Medical advances, a focus on healthier lifestyles and better management of chronic diseases have Americans living longer. For example, just 4 percent of Americans were 65 or older at the turn of the 20th century, Resnick said.
In western Pennsylvania at least, Resnick has noticed that people 65 and older and healthy generally don't put large demands on the health care system and in some cases move away to warmer climates. But they return to Pennsylvania when they need medical care, to move closer to the children or other family they initially left behind.
Bill Farley, executive director of the Area Agency on Aging for Bradford, Sullivan, Susquehanna and Tioga Counties in northeastern Pennsylvania said his agency has 75 people on a waiting list for services. They get state money derived from lottery proceeds and the federal Older Americans Act, he said.
Sullivan County had the highest median age in the state at 49.9. Nearly 1 out of 4 residents there are 65 and older, and about 1 of 5 households have children.
Farley worries about the trickle-down effects of the budget debate in Harrisburg. One of his concerns, he said, was whether there would be a cap on the number of people eligible for the Aging Waiver program, which gives patients who are clinically-eligible for nursing home care and meet Medicaid-financial criteria the option to have comparable services provided at home. It also costs less for taxpayers to provide for the home services than to place a patient in a nursing home.
"We're very concerned. I know there are competing priorities at the state and federal level," Farley said. "But at the same token we have an ever-increasing population. One of our hopes and goals is to see if the private sector will help pay for the needs of the older population."
Medicaid, the federal program designed to help states pay for medical and long-term care for the poor and disabled, is one of the state's biggest obligations, accounting for more than one-fifth of the state budget. State officials have said Pennsylvania's rising Medicaid costs is in part due to the number of elderly people who need care and can't afford it.
The elderly are the fastest-growing group of Medicaid recipients in Pennsylvania, according to the Department of Public Welfare, and the costliest on average. They make up 14 percent of Pennsylvania's more than 2 million Medicaid recipients and account for 33 percent of the spending.
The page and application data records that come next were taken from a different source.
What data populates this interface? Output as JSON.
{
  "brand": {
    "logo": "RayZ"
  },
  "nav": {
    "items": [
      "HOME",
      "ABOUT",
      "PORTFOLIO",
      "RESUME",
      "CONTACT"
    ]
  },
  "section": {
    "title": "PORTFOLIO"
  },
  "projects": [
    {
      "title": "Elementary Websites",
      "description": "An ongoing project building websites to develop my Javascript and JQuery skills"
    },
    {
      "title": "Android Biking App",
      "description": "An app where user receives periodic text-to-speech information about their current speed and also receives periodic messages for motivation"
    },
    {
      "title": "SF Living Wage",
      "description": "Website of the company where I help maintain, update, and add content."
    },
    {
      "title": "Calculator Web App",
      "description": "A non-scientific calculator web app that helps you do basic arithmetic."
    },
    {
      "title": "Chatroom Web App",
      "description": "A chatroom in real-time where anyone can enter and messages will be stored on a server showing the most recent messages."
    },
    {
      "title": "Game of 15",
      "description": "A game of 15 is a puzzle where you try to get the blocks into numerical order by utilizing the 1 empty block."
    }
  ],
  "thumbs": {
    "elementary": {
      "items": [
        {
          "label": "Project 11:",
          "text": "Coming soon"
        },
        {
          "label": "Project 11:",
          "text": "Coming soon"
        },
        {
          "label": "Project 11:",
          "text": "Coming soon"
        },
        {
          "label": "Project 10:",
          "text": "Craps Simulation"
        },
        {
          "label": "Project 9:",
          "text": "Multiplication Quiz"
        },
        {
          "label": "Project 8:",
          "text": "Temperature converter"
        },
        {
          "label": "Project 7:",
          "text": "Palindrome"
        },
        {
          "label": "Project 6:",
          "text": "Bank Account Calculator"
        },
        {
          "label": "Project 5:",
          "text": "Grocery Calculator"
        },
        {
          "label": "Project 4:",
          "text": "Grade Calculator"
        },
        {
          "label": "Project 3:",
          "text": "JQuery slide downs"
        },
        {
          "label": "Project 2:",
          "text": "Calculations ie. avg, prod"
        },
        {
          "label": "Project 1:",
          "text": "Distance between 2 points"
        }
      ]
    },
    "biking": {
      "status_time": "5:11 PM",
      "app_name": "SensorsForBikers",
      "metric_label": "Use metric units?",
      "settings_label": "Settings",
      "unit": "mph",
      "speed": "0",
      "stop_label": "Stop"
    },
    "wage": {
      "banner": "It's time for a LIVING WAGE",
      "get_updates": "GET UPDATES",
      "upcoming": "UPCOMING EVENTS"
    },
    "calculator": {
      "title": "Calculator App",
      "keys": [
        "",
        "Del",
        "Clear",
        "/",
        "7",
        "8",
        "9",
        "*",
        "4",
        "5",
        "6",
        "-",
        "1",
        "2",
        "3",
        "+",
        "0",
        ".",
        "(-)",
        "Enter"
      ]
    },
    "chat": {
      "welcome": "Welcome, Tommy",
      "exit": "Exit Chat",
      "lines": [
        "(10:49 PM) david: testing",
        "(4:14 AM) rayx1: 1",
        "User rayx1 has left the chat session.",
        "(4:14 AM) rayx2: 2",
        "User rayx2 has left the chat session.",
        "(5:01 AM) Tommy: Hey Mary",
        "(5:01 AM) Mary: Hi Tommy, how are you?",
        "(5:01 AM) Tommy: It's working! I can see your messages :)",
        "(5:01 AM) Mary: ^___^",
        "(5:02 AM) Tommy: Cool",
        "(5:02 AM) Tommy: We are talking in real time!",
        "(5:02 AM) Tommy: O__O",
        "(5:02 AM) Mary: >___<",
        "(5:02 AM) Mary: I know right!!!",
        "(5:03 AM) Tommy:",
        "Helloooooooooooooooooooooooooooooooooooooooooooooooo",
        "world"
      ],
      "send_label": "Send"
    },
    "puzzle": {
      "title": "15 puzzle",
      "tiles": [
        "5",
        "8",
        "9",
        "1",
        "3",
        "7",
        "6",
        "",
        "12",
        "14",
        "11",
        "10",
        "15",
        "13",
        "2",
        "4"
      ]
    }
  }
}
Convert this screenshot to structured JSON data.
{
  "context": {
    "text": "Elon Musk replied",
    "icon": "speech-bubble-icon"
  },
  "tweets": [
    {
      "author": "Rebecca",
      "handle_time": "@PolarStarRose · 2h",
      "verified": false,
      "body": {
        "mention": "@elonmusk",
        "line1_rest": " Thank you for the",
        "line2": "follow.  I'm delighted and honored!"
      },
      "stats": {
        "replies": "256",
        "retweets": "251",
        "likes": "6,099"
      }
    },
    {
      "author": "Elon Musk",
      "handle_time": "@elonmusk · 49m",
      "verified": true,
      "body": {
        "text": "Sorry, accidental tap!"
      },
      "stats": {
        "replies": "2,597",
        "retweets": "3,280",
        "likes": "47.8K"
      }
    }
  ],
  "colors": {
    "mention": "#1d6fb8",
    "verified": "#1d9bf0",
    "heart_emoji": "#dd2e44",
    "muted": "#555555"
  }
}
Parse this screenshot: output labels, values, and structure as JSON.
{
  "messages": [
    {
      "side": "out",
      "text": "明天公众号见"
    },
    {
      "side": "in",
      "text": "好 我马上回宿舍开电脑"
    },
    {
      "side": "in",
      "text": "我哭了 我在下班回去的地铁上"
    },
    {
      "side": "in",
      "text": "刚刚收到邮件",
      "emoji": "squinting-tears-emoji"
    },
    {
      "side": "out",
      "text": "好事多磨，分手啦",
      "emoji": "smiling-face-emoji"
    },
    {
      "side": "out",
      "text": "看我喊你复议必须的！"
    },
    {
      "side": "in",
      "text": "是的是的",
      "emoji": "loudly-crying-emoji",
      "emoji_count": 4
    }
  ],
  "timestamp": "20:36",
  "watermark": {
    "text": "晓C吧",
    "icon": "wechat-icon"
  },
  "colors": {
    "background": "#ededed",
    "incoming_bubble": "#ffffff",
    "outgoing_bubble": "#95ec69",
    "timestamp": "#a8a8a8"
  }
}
Another brewing problem nationally, but especially in rural areas, is a lack of geriatricians to treat the growing older population, Resnick said. While about 5,000 to 10,000 people a day turn 65, medical schools graduate fewer than 100 doctors a year who specialize in geriatrics and stay in the United States to practice, he said.
To help make up for the shortfall, Resnick said Pitt is helping to train family practice physicians or other medical staffers in geriatric issues to spot potential ailments more quickly.
Conversely, college and universities have been also been preparing given an expected decline or leveling off in the number of Pennsylvania children. For instance, there were about 791,000 state residents age 10-14 in 2010, or 72,000 fewer than 2000.
Pennsylvania colleges in part have started targeting out of state students more, and while others are trying to recruit more non-traditional students. Some institutions, like Penn State, have also started catering to retirees eager to live in retirement communities near campus that would give them the amenities, learning opportunities and relative affordability of a university setting, said Donald Heller, director of Penn State's Center for the Study of Higher Education.